See Note, supra note 7, at 221 (footnote omitted).
Id. at 221-22.
Dr. Jeffrey Harlow, the psychologist who testified concerning the trauma Elizabeth is experiencing stated that "[s]he [Elizabeth], in her eyes, sees Mr. Tuckwiller as her father. She sees Kinder as her brother and now we are talking about taking those two people away." Elizabeth and Kinder's preschool supervisor, their babysitter, their maternal aunt, their maternal grandparents, and Mr. Tuckwiller's mother testified below as to the close relationship Elizabeth had with both Kinder and the respondent.

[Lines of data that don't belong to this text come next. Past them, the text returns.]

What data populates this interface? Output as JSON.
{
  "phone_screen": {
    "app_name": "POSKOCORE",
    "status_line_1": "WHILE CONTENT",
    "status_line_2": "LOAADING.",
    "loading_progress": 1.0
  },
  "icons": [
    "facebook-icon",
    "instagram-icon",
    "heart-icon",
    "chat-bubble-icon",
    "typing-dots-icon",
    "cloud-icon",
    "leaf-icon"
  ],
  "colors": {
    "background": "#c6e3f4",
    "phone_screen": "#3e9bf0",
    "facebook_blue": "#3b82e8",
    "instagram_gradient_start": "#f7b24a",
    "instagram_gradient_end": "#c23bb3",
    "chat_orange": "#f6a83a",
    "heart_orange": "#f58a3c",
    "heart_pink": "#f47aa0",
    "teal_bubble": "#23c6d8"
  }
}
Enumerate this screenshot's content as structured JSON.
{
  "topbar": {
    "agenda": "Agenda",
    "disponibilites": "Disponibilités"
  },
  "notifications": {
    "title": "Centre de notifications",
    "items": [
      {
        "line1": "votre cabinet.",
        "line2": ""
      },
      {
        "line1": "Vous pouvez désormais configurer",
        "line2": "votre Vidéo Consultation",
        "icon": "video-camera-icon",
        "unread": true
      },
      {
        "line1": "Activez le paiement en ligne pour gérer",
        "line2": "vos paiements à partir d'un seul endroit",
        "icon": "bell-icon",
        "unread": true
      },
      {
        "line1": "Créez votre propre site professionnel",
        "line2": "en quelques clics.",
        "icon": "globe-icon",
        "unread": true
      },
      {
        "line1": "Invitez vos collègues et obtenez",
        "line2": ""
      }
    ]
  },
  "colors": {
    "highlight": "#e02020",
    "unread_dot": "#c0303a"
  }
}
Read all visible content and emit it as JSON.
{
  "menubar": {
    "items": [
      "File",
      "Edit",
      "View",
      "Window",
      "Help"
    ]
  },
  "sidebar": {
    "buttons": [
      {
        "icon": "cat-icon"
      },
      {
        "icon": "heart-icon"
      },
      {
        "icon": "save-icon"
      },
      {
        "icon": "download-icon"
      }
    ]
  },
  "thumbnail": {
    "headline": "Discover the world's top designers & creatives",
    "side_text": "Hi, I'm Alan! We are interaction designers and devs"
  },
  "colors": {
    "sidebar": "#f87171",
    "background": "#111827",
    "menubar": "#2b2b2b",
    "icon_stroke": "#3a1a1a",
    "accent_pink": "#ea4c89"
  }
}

We find that the circuit court did not act in an arbitrary or capricious manner by providing for a six-month transition period before the petitioner's custody rights were fully restored. We therefore deny the petition for a writ of mandamus and/or prohibition, and decline to accept the stepfather's petition for appeal. However, we believe there is merit to petitioner's claim that visitation every other weekend is not an adequate transition schedule. Therefore, the circuit court should formulate the six-month plan as expeditiously as possible for the transition of Elizabeth to her natural father in a manner that will lessen the trauma of such a dramatic change in Elizabeth's and Kinder's lives. For the transition period to be effective in accomplishing this purpose, it should provide for ever-increasing amounts of visitation for the natural father so as to lead to a natural progression to full custody. Such transition plan should give due consideration to both parties' work and home schedules and to the parameters of the child's daily school and home life, and should be developed in a manner intended to foster the emotional adjustment of these children to this change while not unduly disrupting the lives of the parties or the children. Based on the foregoing, we further find that the best interests of Elizabeth will be served if the trial court provides that once the transition period is completed, reasonable visitation rights should be conferred upon respondent and Elizabeth's half-brother, Kinder Tuckwiller. Such visitation should be liberal and designed to foster a continued close relationship between them.
No matter how artfully or deliberately the trial court judge draws the plan for these coming months, however, its success and indeed the chances for Elizabeth's and Kinder's future happiness and emotional security will rely heavily on the efforts of these two fathers. The work that lies ahead for both of them is not without inconvenience and sacrifice on both sides. Their energies should not be directed even partially at any continued rancor at one another, but must be fully directed at developing compassion and understanding for one another, as well as showing love and sensitivity to the children's feelings at a difficult time in all their lives.
Writ denied with directions.